In the 1950s and 60s America galvanized by Cold-War paranoia during the Red and Lavender Scares, Nabokov gradually learned to use the word “queer” to signal a threat to normative cohesiveness—the ever-present enemy at the gates. From a Sebastian Knight who wrote “beautifully queer tales” he moved on to an awkward “pleasantly queer” Adam Krug and tentatively turned to a doomed outsider Charles Kinbote, only to return to an unambiguously dangerous “queer” Hermann and panicked public performances of disdain for communists and homosexuals.
The historical circumstances of Nabokov’s assimilation in America, his success, and probably his reputation as the author of a deviant sex book all seem to have made him gradually displace the meaning of “queerness” as cognitively rich difference in favor of the meaning of “queerness” as a threat to the “norm.” From a normative, assimilationist standpoint, “queerness” is a threat. The writer seems to have learned to deprioritize the positive connotations of this specific word the way today’s reader has learned to prioritize them. The political shifts of the 1960s, 70s, 80s, and 90s thus constitute not just a lexical but ultimately epistemological watershed, and not just between Nabokov and today’s reader, but also, more importantly perhaps, between an outsider Nabokov and a successful Nabokov. The outsider Nabokov is there, hidden in plain sight, eclipsed by his assimilated twin and a few generations’ worth of critical, scholarly confirmations of assimilation as the norm.
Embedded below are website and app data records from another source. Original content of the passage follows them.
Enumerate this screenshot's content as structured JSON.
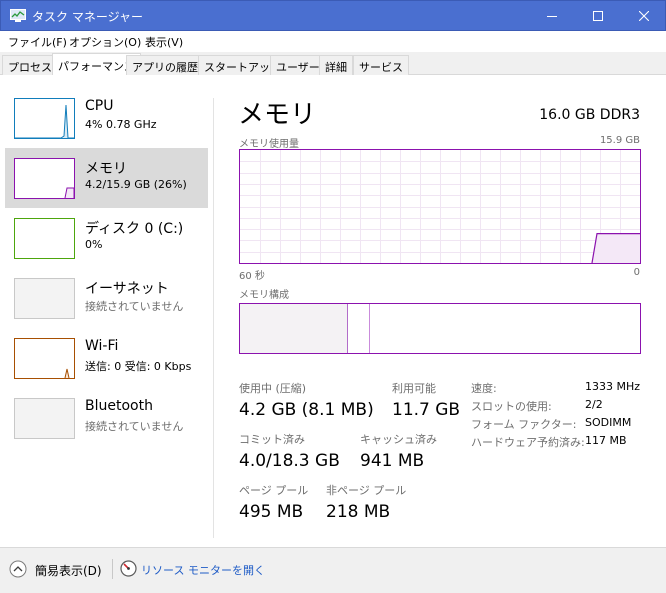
{
  "window": {
    "title": "タスク マネージャー"
  },
  "menu": {
    "file": "ファイル(F)",
    "options": "オプション(O)",
    "view": "表示(V)"
  },
  "tabs": [
    {
      "label": "プロセス"
    },
    {
      "label": "パフォーマンス",
      "active": true
    },
    {
      "label": "アプリの履歴"
    },
    {
      "label": "スタートアップ"
    },
    {
      "label": "ユーザー"
    },
    {
      "label": "詳細"
    },
    {
      "label": "サービス"
    }
  ],
  "sidebar": {
    "items": [
      {
        "name": "CPU",
        "sub": "4%  0.78 GHz",
        "color": "#117dbb"
      },
      {
        "name": "メモリ",
        "sub": "4.2/15.9 GB (26%)",
        "color": "#8b12ae",
        "selected": true
      },
      {
        "name": "ディスク 0 (C:)",
        "sub": "0%",
        "color": "#4da60c"
      },
      {
        "name": "イーサネット",
        "sub": "接続されていません",
        "color": "#a7a7a7"
      },
      {
        "name": "Wi-Fi",
        "sub": "送信: 0  受信: 0 Kbps",
        "color": "#a74f01"
      },
      {
        "name": "Bluetooth",
        "sub": "接続されていません",
        "color": "#a7a7a7"
      }
    ]
  },
  "main": {
    "title": "メモリ",
    "spec": "16.0 GB DDR3",
    "usage_graph": {
      "label": "メモリ使用量",
      "max_label": "15.9 GB",
      "time_left": "60 秒",
      "time_right": "0",
      "usage_fraction": 0.26
    },
    "composition_label": "メモリ構成",
    "stats": {
      "in_use_label": "使用中 (圧縮)",
      "in_use_value": "4.2 GB (8.1 MB)",
      "available_label": "利用可能",
      "available_value": "11.7 GB",
      "committed_label": "コミット済み",
      "committed_value": "4.0/18.3 GB",
      "cached_label": "キャッシュ済み",
      "cached_value": "941 MB",
      "paged_label": "ページ プール",
      "paged_value": "495 MB",
      "nonpaged_label": "非ページ プール",
      "nonpaged_value": "218 MB"
    },
    "info": [
      {
        "label": "速度:",
        "value": "1333 MHz"
      },
      {
        "label": "スロットの使用:",
        "value": "2/2"
      },
      {
        "label": "フォーム ファクター:",
        "value": "SODIMM"
      },
      {
        "label": "ハードウェア予約済み:",
        "value": "117 MB"
      }
    ]
  },
  "footer": {
    "fewer_details": "簡易表示(D)",
    "open_resmon": "リソース モニターを開く"
  },
  "colors": {
    "titlebar": "#4a6fd0",
    "memory": "#8b12ae",
    "link": "#1e5bc6"
  }
}
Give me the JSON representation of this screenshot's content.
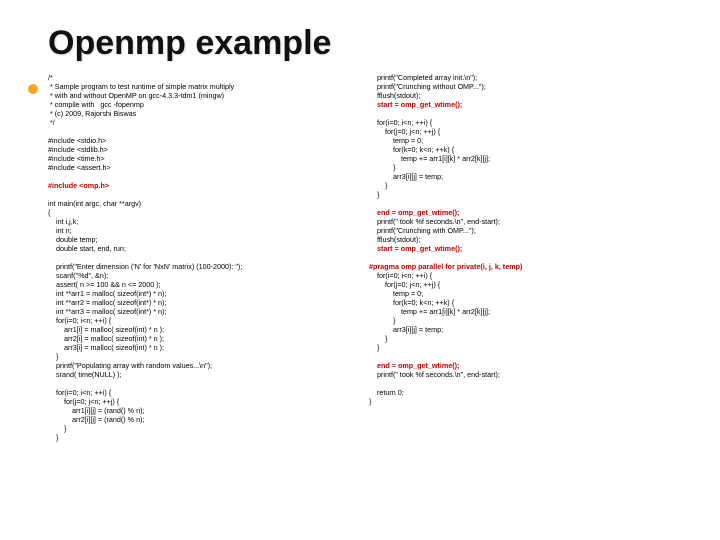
{
  "title": "Openmp example",
  "left": {
    "l1": "/*",
    "l2": " * Sample program to test runtime of simple matrix multiply",
    "l3": " * with and without OpenMP on gcc-4.3.3-tdm1 (mingw)",
    "l4": " * compile with   gcc -fopenmp",
    "l5": " * (c) 2009, Rajorshi Biswas",
    "l6": " */",
    "l7": "#include <stdio.h>",
    "l8": "#include <stdlib.h>",
    "l9": "#include <time.h>",
    "l10": "#include <assert.h>",
    "l11": "#include <omp.h>",
    "l12": "int main(int argc, char **argv)",
    "l13": "{",
    "l14": "    int i,j,k;",
    "l15": "    int n;",
    "l16": "    double temp;",
    "l17": "    double start, end, run;",
    "l18": "    printf(\"Enter dimension ('N' for 'NxN' matrix) (100-2000): \");",
    "l19": "    scanf(\"%d\", &n);",
    "l20": "    assert( n >= 100 && n <= 2000 );",
    "l21": "    int **arr1 = malloc( sizeof(int*) * n);",
    "l22": "    int **arr2 = malloc( sizeof(int*) * n);",
    "l23": "    int **arr3 = malloc( sizeof(int*) * n);",
    "l24": "    for(i=0; i<n; ++i) {",
    "l25": "        arr1[i] = malloc( sizeof(int) * n );",
    "l26": "        arr2[i] = malloc( sizeof(int) * n );",
    "l27": "        arr3[i] = malloc( sizeof(int) * n );",
    "l28": "    }",
    "l29": "    printf(\"Populating array with random values...\\n\");",
    "l30": "    srand( time(NULL) );",
    "l31": "    for(i=0; i<n; ++i) {",
    "l32": "        for(j=0; j<n; ++j) {",
    "l33": "            arr1[i][j] = (rand() % n);",
    "l34": "            arr2[i][j] = (rand() % n);",
    "l35": "        }",
    "l36": "    }"
  },
  "right": {
    "r1": "    printf(\"Completed array init.\\n\");",
    "r2": "    printf(\"Crunching without OMP...\");",
    "r3": "    fflush(stdout);",
    "r4": "    start = omp_get_wtime();",
    "r5": "    for(i=0; i<n; ++i) {",
    "r6": "        for(j=0; j<n; ++j) {",
    "r7": "            temp = 0;",
    "r8": "            for(k=0; k<n; ++k) {",
    "r9": "                temp += arr1[i][k] * arr2[k][j];",
    "r10": "            }",
    "r11": "            arr3[i][j] = temp;",
    "r12": "        }",
    "r13": "    }",
    "r14": "    end = omp_get_wtime();",
    "r15": "    printf(\" took %f seconds.\\n\", end-start);",
    "r16": "    printf(\"Crunching with OMP...\");",
    "r17": "    fflush(stdout);",
    "r18": "    start = omp_get_wtime();",
    "r19": "#pragma omp parallel for private(i, j, k, temp)",
    "r20": "    for(i=0; i<n; ++i) {",
    "r21": "        for(j=0; j<n; ++j) {",
    "r22": "            temp = 0;",
    "r23": "            for(k=0; k<n; ++k) {",
    "r24": "                temp += arr1[i][k] * arr2[k][j];",
    "r25": "            }",
    "r26": "            arr3[i][j] = temp;",
    "r27": "        }",
    "r28": "    }",
    "r29": "    end = omp_get_wtime();",
    "r30": "    printf(\" took %f seconds.\\n\", end-start);",
    "r31": "    return 0;",
    "r32": "}"
  }
}
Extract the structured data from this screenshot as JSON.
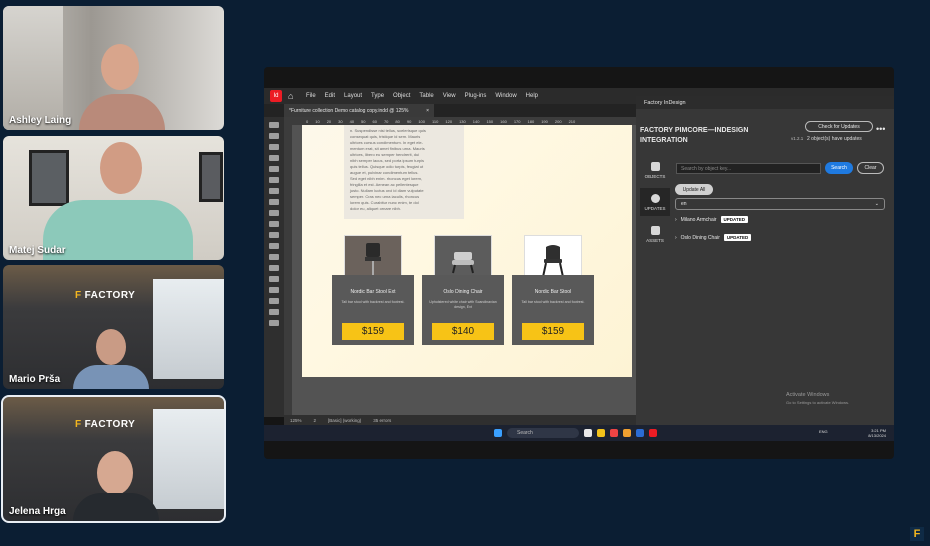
{
  "participants": [
    {
      "name": "Ashley Laing"
    },
    {
      "name": "Matej Sudar"
    },
    {
      "name": "Mario Prša"
    },
    {
      "name": "Jelena Hrga"
    }
  ],
  "backdrop_logo": "FACTORY",
  "app": {
    "menu": [
      "File",
      "Edit",
      "Layout",
      "Type",
      "Object",
      "Table",
      "View",
      "Plug-ins",
      "Window",
      "Help"
    ],
    "doc_tab": "*Furniture collection Demo catalog copy.indd @ 125%",
    "ruler_ticks": [
      "0",
      "10",
      "20",
      "30",
      "40",
      "50",
      "60",
      "70",
      "80",
      "90",
      "100",
      "110",
      "120",
      "130",
      "140",
      "150",
      "160",
      "170",
      "180",
      "190",
      "200",
      "210"
    ],
    "text_frame_lines": [
      "n. Suspendisse nisi tellus, scelerisque quis",
      "consequat quis, tristique id sem. Mauris",
      "ultrices cursus condimentum. In eget ele-",
      "mentum erat, sit amet finibus urna. Mauris",
      "ultrices, libero eu semper hendrerit, dui",
      "nibh semper lacus, sed porta ipsum turpis",
      "quis tellus. Quisque odio turpis, feugiat ut",
      "augue et, pulvinar condimentum tellus.",
      "Sed eget nibh enim. rhoncus eget lorem,",
      "fringilla et est. Aenean ac pellentesque",
      "justo. Nullam luctus orci id diam vulputate",
      "semper. Cras nec urna iaculis, rhoncus",
      "lorem quis. Curabitur nunc enim, te dol",
      "dolor eu, aliquet ornare nibh."
    ],
    "products": [
      {
        "title": "Nordic Bar Stool Ext",
        "desc": "Tall bar stool with backrest and footrest.",
        "price": "$159"
      },
      {
        "title": "Oslo Dining Chair",
        "desc": "Upholstered white chair with Scandinavian design, Ext",
        "price": "$140"
      },
      {
        "title": "Nordic Bar Stool",
        "desc": "Tall bar stool with backrest and footrest.",
        "price": "$159"
      }
    ],
    "statusbar": {
      "zoom": "125%",
      "page": "2",
      "style": "[Basic] (working)",
      "errors": "35 errors"
    },
    "taskbar": {
      "search": "Search",
      "time": "3:21 PM",
      "date": "8/13/2024",
      "lang": "ENG"
    }
  },
  "plugin": {
    "header": "Factory InDesign",
    "title_line1": "FACTORY PIMCORE—INDESIGN",
    "title_line2": "INTEGRATION",
    "version": "v1.2.1",
    "check_updates": "Check for Updates",
    "update_count": "2 object(s) have updates",
    "nav": [
      {
        "label": "OBJECTS",
        "icon": "objects-icon"
      },
      {
        "label": "UPDATES",
        "icon": "updates-icon"
      },
      {
        "label": "ASSETS",
        "icon": "assets-icon"
      }
    ],
    "search_placeholder": "Search by object key...",
    "search_btn": "Search",
    "clear_btn": "Clear",
    "update_all": "Update All",
    "language": "en",
    "items": [
      {
        "name": "Milano Armchair",
        "status": "UPDATED"
      },
      {
        "name": "Oslo Dining Chair",
        "status": "UPDATED"
      }
    ],
    "activate_title": "Activate Windows",
    "activate_sub": "Go to Settings to activate Windows."
  }
}
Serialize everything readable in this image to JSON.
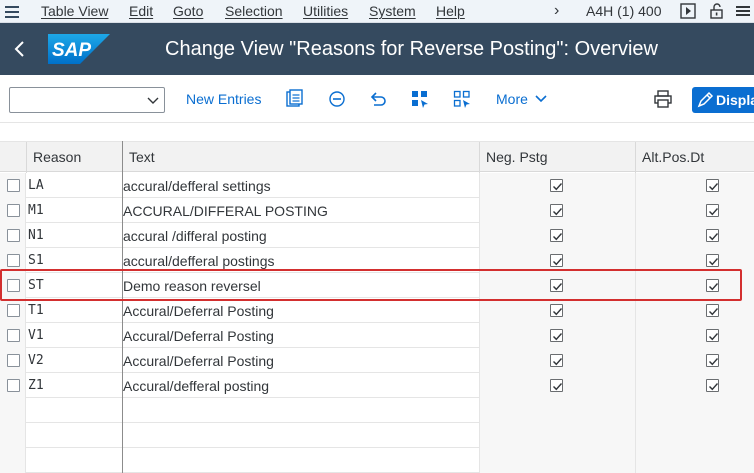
{
  "menu": {
    "items": [
      "Table View",
      "Edit",
      "Goto",
      "Selection",
      "Utilities",
      "System",
      "Help"
    ],
    "system_info": "A4H (1) 400"
  },
  "shell": {
    "logo_text": "SAP",
    "title": "Change View \"Reasons for Reverse Posting\": Overview"
  },
  "toolbar": {
    "combo_value": "",
    "new_entries": "New Entries",
    "more": "More",
    "display": "Display"
  },
  "table": {
    "columns": [
      "Reason",
      "Text",
      "Neg. Pstg",
      "Alt.Pos.Dt"
    ],
    "rows": [
      {
        "reason": "LA",
        "text": "accural/defferal settings",
        "neg_pstg": true,
        "alt_pos_dt": true
      },
      {
        "reason": "M1",
        "text": "ACCURAL/DIFFERAL POSTING",
        "neg_pstg": true,
        "alt_pos_dt": true
      },
      {
        "reason": "N1",
        "text": "accural /differal posting",
        "neg_pstg": true,
        "alt_pos_dt": true
      },
      {
        "reason": "S1",
        "text": "accural/defferal postings",
        "neg_pstg": true,
        "alt_pos_dt": true
      },
      {
        "reason": "ST",
        "text": "Demo reason reversel",
        "neg_pstg": true,
        "alt_pos_dt": true
      },
      {
        "reason": "T1",
        "text": "Accural/Deferral Posting",
        "neg_pstg": true,
        "alt_pos_dt": true
      },
      {
        "reason": "V1",
        "text": "Accural/Deferral Posting",
        "neg_pstg": true,
        "alt_pos_dt": true
      },
      {
        "reason": "V2",
        "text": "Accural/Deferral Posting",
        "neg_pstg": true,
        "alt_pos_dt": true
      },
      {
        "reason": "Z1",
        "text": "Accural/defferal posting",
        "neg_pstg": true,
        "alt_pos_dt": true
      }
    ],
    "highlighted_row": "ST"
  },
  "colors": {
    "shell_bg": "#354a5f",
    "accent": "#0a6ed1",
    "highlight_border": "#d32f2f"
  },
  "icons": {
    "menu": "hamburger-icon",
    "back": "back-arrow-icon",
    "play": "execute-icon",
    "lock": "unlock-icon",
    "more_menu": "overflow-icon",
    "details": "details-icon",
    "delete": "remove-circle-icon",
    "undo": "undo-icon",
    "select_all": "select-all-icon",
    "deselect_all": "deselect-all-icon",
    "print": "print-icon",
    "display": "display-icon"
  }
}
Nabokov, Utopia, and Queer Futurity
Historicizing can provide grounds for congruency, but it requires an exercise in what Sedgwick calls a reparative epistemology to counterbalance the paranoid epistemology of a controlled, assimilationist, self-normativized Nabokov of the late 1960s. The one remaining question would be: Why should anyone care to exercise this kind of reparative imagination? Who needs this congruency across difference? Who needs an outsider Nabokov?
We may find an answer to these questions if we return to Sedgwick and her definition of performativity, or attending to the uses of knowledge. By attending to how we respond to the truth we uncover, we become critically self-aware, include our own motives in our analysis, emerge as interpretive agents.
When we’re asking whether Nabokov, queer or otherwise, is “worth reading,” we’re also asking whether Nabokov is “worth writing about.” We break down that global question into arguably more relevant local ones: “Whom does the genre of critical writing about queerness in Nabokov serve? The author? The critic? The reader? And which of the historically divergent avatars of the author, critic, and reader does my critical writing about queerness in Nabokov serve?”
I want to finish by invoking José Esteban Muñoz’s idea that queerness finds a positive dimension, not so much in liberalism with its gentrifying assimilationism and its ambivalence towards difference at best, as in the more radical concept of utopia. Today’s reader duly acknowledges Nabokov’s fear of utopias, Nabokov’s American Cold-War avatar as anti-utopian, but they don’t have to predicate their understanding and appreciation of the writer on imitating him in that respect. A queer, outsider, future, utopian Nabokov is a surprising Nabokov that might have been, giving sustenance to a reader who is or may still be.
Nabokov’s writing—complicated, conflicted, historically juicy—remains a worthy locus of attention and a source of immense hermeneutic joy, for the reader, critic, teacher, student. And critical writing about queerness in Nabokov, while remaining historically honest, can “promise” or “smuggle” or “distill” a surprising, hopeful, nourishing future even from the past whose avowed desire was not to nourish it.